Topic 2: Stress and its Relationships to Organizational Changes and Improvement of the Work Environment

Several studies have provided ample evidence of the effect of psycho-social factors at work on health and well-being. Between new forms of employment/work organisation and working conditions have a relationship. Work organisations change more rapidly and employment relations have become more flexible. Stressors are, among other things, monotonous work, tight deadlines, bullying, job insecurity and long-working hours, which constitute collective elements which can be tackled by social dialogue at enterprise as sector's level.


We believer that there is a clear parallel between the scientific literature regarding the design of work as a means of increasing motivation and organizational effectiveness and work design as a means for improving individual well-being. Enhancing organizational effectiveness and individual physical and mental health are from the standpoint of work design, complementary issues.

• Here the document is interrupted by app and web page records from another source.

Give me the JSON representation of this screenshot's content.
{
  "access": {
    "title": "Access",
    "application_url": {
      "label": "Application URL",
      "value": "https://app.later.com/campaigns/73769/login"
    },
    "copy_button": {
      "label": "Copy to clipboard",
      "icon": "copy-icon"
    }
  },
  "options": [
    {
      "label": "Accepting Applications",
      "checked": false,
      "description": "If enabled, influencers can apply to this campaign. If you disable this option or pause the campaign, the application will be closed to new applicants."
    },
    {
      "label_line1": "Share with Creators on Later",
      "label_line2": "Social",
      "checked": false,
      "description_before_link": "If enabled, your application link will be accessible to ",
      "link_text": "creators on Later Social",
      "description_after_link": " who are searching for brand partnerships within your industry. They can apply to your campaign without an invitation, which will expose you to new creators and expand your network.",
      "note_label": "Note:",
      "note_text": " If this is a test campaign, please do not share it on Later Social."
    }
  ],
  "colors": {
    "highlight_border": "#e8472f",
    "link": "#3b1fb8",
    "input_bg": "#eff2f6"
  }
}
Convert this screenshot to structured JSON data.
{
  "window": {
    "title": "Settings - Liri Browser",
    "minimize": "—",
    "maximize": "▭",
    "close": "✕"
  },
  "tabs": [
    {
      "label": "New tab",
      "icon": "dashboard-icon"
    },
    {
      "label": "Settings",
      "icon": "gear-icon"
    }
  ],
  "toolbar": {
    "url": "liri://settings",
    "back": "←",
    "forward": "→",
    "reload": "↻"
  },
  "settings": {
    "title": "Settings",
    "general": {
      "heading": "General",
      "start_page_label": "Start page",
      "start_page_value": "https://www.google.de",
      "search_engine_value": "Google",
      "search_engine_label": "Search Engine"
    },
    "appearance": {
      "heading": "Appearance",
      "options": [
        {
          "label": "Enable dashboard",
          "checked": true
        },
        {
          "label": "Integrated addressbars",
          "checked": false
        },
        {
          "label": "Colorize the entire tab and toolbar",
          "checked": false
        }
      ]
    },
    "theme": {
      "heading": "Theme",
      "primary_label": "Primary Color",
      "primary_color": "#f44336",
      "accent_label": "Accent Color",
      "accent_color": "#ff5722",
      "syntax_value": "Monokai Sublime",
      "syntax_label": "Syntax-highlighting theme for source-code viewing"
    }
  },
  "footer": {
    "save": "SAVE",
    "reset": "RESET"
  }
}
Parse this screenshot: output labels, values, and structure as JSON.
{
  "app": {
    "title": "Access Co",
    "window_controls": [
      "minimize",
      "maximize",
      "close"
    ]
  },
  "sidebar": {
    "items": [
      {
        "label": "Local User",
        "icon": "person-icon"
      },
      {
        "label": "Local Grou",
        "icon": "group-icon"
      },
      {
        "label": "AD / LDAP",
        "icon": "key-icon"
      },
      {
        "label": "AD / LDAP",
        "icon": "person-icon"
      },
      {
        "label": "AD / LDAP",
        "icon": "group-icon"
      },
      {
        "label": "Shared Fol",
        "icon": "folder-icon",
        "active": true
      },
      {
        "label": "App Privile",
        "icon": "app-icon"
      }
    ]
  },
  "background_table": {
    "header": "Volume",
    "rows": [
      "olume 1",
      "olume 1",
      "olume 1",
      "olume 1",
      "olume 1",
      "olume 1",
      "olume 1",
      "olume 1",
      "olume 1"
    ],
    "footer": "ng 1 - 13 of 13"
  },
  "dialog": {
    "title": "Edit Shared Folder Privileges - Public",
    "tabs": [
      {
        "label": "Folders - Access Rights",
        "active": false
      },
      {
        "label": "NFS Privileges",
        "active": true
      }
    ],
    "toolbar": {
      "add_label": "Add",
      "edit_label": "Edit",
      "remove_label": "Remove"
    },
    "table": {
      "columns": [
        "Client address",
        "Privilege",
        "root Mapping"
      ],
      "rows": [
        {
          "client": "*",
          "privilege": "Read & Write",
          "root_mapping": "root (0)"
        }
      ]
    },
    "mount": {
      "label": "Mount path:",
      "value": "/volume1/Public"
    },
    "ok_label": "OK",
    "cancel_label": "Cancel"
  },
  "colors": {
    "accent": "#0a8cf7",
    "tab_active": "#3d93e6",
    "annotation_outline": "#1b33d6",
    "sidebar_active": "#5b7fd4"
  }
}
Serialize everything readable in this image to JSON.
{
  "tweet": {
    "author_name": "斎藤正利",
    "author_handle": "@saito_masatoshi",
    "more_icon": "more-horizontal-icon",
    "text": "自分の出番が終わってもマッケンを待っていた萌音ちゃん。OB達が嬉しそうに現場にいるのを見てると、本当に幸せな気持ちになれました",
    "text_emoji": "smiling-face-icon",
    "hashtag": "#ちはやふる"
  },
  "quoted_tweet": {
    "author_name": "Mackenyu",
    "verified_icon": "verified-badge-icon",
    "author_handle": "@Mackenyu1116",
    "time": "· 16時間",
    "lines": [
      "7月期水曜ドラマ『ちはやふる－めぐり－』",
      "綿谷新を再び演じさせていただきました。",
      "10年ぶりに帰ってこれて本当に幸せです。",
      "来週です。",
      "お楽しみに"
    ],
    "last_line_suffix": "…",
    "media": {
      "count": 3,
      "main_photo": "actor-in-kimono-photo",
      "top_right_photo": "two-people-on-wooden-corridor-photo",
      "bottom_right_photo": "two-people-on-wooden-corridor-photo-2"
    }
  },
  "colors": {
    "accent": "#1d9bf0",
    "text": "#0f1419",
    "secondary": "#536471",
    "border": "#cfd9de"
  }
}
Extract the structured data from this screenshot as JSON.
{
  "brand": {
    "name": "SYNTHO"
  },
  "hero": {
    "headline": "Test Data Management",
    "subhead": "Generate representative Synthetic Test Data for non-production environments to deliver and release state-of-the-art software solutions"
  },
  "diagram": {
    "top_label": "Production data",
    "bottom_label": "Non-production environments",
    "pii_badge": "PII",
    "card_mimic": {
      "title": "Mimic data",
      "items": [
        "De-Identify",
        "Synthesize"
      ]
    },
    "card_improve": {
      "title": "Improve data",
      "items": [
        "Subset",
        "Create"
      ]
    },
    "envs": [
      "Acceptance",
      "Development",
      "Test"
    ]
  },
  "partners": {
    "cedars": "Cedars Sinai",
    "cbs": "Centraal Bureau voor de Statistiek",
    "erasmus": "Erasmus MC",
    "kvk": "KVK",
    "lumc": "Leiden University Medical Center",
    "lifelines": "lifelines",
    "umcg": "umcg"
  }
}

We must remember that issues such as poor work organization resulting in excessive job stress, the changing nature of work, and occupational violence do not respect national boarders. In order for our working group to proceed in an expeditious manner, it will be necessary to develop more formal interactions and partnerships between international and national authorities, bodies and organizations with an interest in reducing their health and associated economic burdens.

In part, this could be accomplished by utilizing the existing EU/US website as a means by which relevant scientific and workplace specific data on job stress, work organization, work hours and workplace violence. Best practices case studies, and methodological tools to conduct workplace research and interventions could be posted and evaluated. This could be initiated by the posting existing body of current information regarding the identification, prevention and resolution of job stress, work-family conflict, and workplace violence as well as information regarding education and training in these areas.

The work group looks forward to continued and expanding sharing of information regarding successful prevention and intervention strategies involving representatives of government, labor and employers.



  • Job stress is clearly a problem for both employees and employers.
  • Common understanding that the term stress is misunderstood.
  • Large numbers of workers in the EU and the US report that they have job related stress
  • Little reliable data regarding the costs and prevalence of job stress.
  • The medical and business communities don’t have a sufficient understanding of the stress concept.
  • Occupational Health Psychology is an emerging field in both the EU and the US that can help further understanding.
  • Existing intervention research does not convincingly demonstrate the health and financial benefits of organizational level interventions. More intervention research is needed.

Occupational stress is a multidisciplinary issue. It is often difficult to measure job stress and the factors that cause it.


  • There is a need to have healthy people in healthy organizations. This can come about by adopting positive approaches to job stress.
  • There is a need to adopt preventive rather than reactive approaches to job stress.
  • Stress prevention needs to be a management issue.
  • There is a need to include courses on job stress in the curriculum of business and medical schools.
  • There is a need for better data on the costs and consequences of stress.
  • There is a need to know more about the intervention process.
  • There is a need for more study of stress and human reliability.



  • Global changes in the organization of work have outpaced our understanding of their implications for work like quality, and safety and health on the job.
  • The capacity to describe and track changing patterns of work is very limited.
  • A need exists for better surveillance of the trends, exposures and their consequences.
  • It is recognized that while “better” data are needed, simply providing more statistics will not convince employers of the benefits of work organization interventions. Case studies including evidence of the economic and health benefits of changes are needed.
  • While supplying better data to employers is important, it is recognized that once given the data, managers must be allowed to make the decisions.
  • It is recognized that “one size does not fit all”. Not all interventions/changes will work for all industries and companies.
  • Arrangement of work hours are best made with worker participation.
  • It is recognized that not all countries have the same nature and level of problems.
  • It is recognized that work needs to be designed to accommodate human reliability and well-being.


  • Identify multinational organizations willing to engage in cross-national studies and comparisons.
  • Identify companies in various countries that represent models and develop case studies that include data on the financial benefits of model programs. (need follow-op on responsibility and co-ordination).



  • Recognition that there are both individual and organizational consequences of workplace violence.
  • Recognition of common risk factors for workplace violence.
  • Recognition of societal, organizational and individual responsibility for workplace violence.
  • Recognition that working conditions (e.g., workplace design and work practices) contribute to risk for violence.
  • Need to broaden understanding of risk factors for workplace violence.
  • Need for more training for both traditional forms of violence and new security threats.
  • Psychological bullying is not yet widely understood.
  • Need to raise awareness of the nature of psychological violence.
  • Need to establish best practices for security at work.